Q: We had a beautiful Wisteria creeping along the canopy of our mobile home. Every spring it was thick with purple flowers and lovely to look at. It wasn't as mature as some I have seen as it still had lots of green leaves amongst the flowers, where as many of the more mature ones flower first then the leaves come later. A couple of years ago we found "scale" on it and had to cut it right back to nothing. It has been a couple of years now and it has re-grown up the post and along the canopy again but the foliage doesn't seem as thick as it once was and of course there are no flowers. Is there there something we could do or a treatment we could give it to help it fill out more and flower for next year or is it just a matter of maturity?

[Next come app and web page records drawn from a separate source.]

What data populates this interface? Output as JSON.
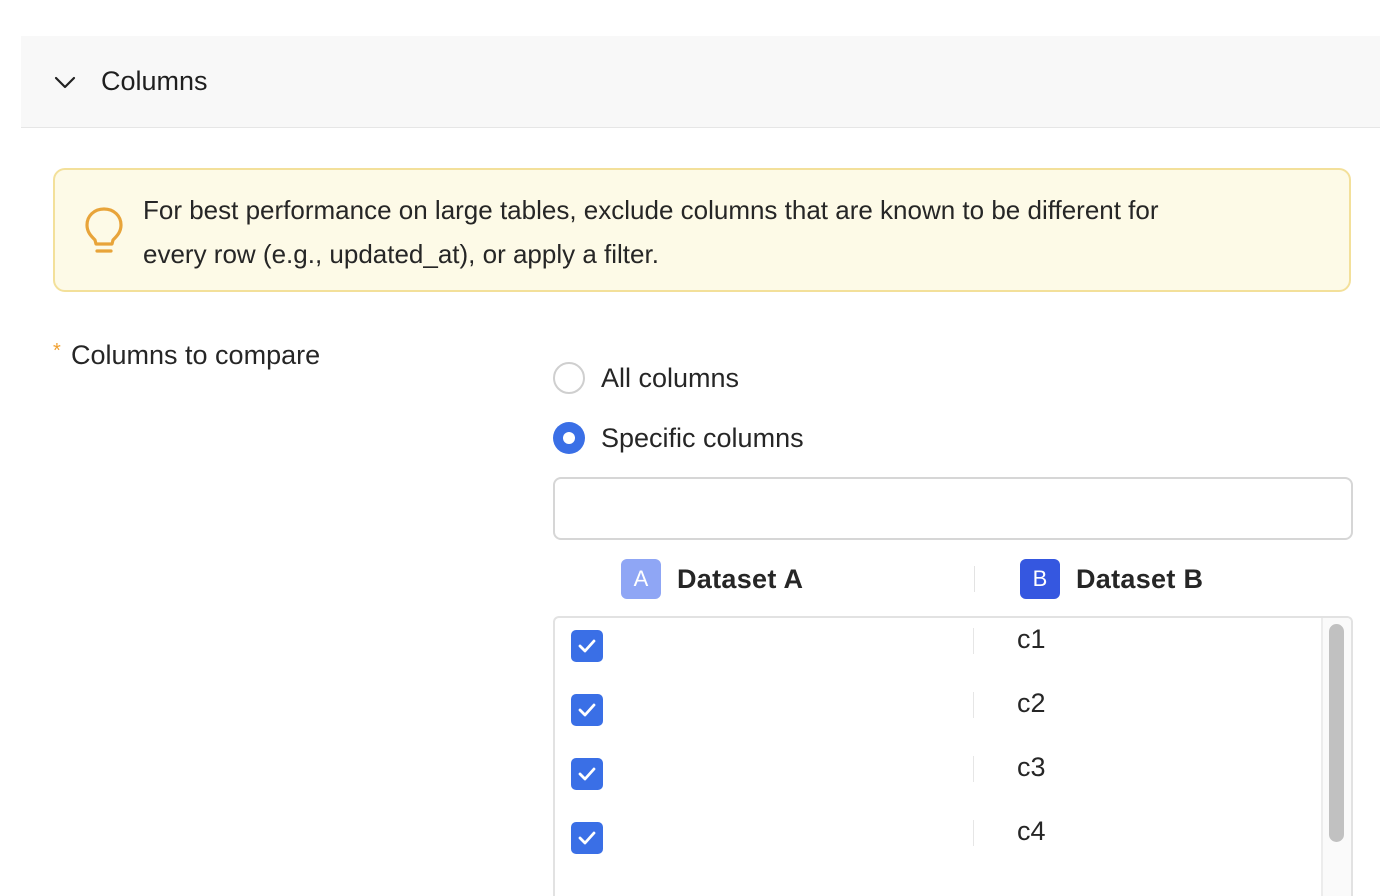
{
  "section": {
    "title": "Columns"
  },
  "tip": {
    "line1": "For best performance on large tables, exclude columns that are known to be different for",
    "line2": "every row (e.g., updated_at), or apply a filter."
  },
  "field": {
    "required_mark": "*",
    "label": "Columns to compare",
    "options": [
      {
        "label": "All columns",
        "selected": false
      },
      {
        "label": "Specific columns",
        "selected": true
      }
    ],
    "search": {
      "value": "",
      "placeholder": ""
    }
  },
  "datasets": {
    "a": {
      "badge": "A",
      "name": "Dataset A",
      "color": "#8fa6f5"
    },
    "b": {
      "badge": "B",
      "name": "Dataset B",
      "color": "#3557e0"
    }
  },
  "rows": [
    {
      "checked": true,
      "name": "c1"
    },
    {
      "checked": true,
      "name": "c2"
    },
    {
      "checked": true,
      "name": "c3"
    },
    {
      "checked": true,
      "name": "c4"
    }
  ],
  "colors": {
    "accent": "#3a6fe6",
    "tip_bg": "#fdfae7",
    "tip_border": "#f3e09a",
    "tip_icon": "#e8a43a"
  }
}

Flowering with Wisteria can be a problem for some people and there could be a variety of reasons why yours isn’t flowering.
- Maturity – You mentioned this as one possible reason. This could very well be true, as your plant is experiencing new growth, and depending on the species of your Wisteria, could take up to 20 years to mature.
- Lack of sunlight – Has the area around your vine changed in the past few years? The Wisteria needs at least six hours of direct sunlight for it to bloom. If possible, remove any items that are preventing your vine from getting enough sunlight.
- Excessive nitrogen – The plant has nitrogen-fixing capability since bacteria around its roots give the plant plenty of nitrogen. If the nitrogen ratio in the soil is too high, your plant will stop blooming. Adding superphosphate (0-20-0) in early spring and potassium occasionally will aid your plant to flower.
- Severe winter weather – The winter weather may injure or kill your flower buds. And unless we have the power to change the weather (what an awesome power to have!), I’m afraid there’s not much we can do about that.
- Improper/heavy pruning in the winter and spring – I understand that you pruned a lot of your vine since you found “scales” on the leaves. Pruning the vine seems to encourage vigorous vegetative growth and discourages flowering. Root pruning can be a solution to this problem since it has been very successful in restoring blooming for older plants while stimulating blooming in young plants. Use a spade to cut vertically into the soil around 45 cm (18 inches) deep and about 1.2 m (4 feet) from the main trunk, all around the vine. This method, combined with regular summer pruning, should help your plant flower.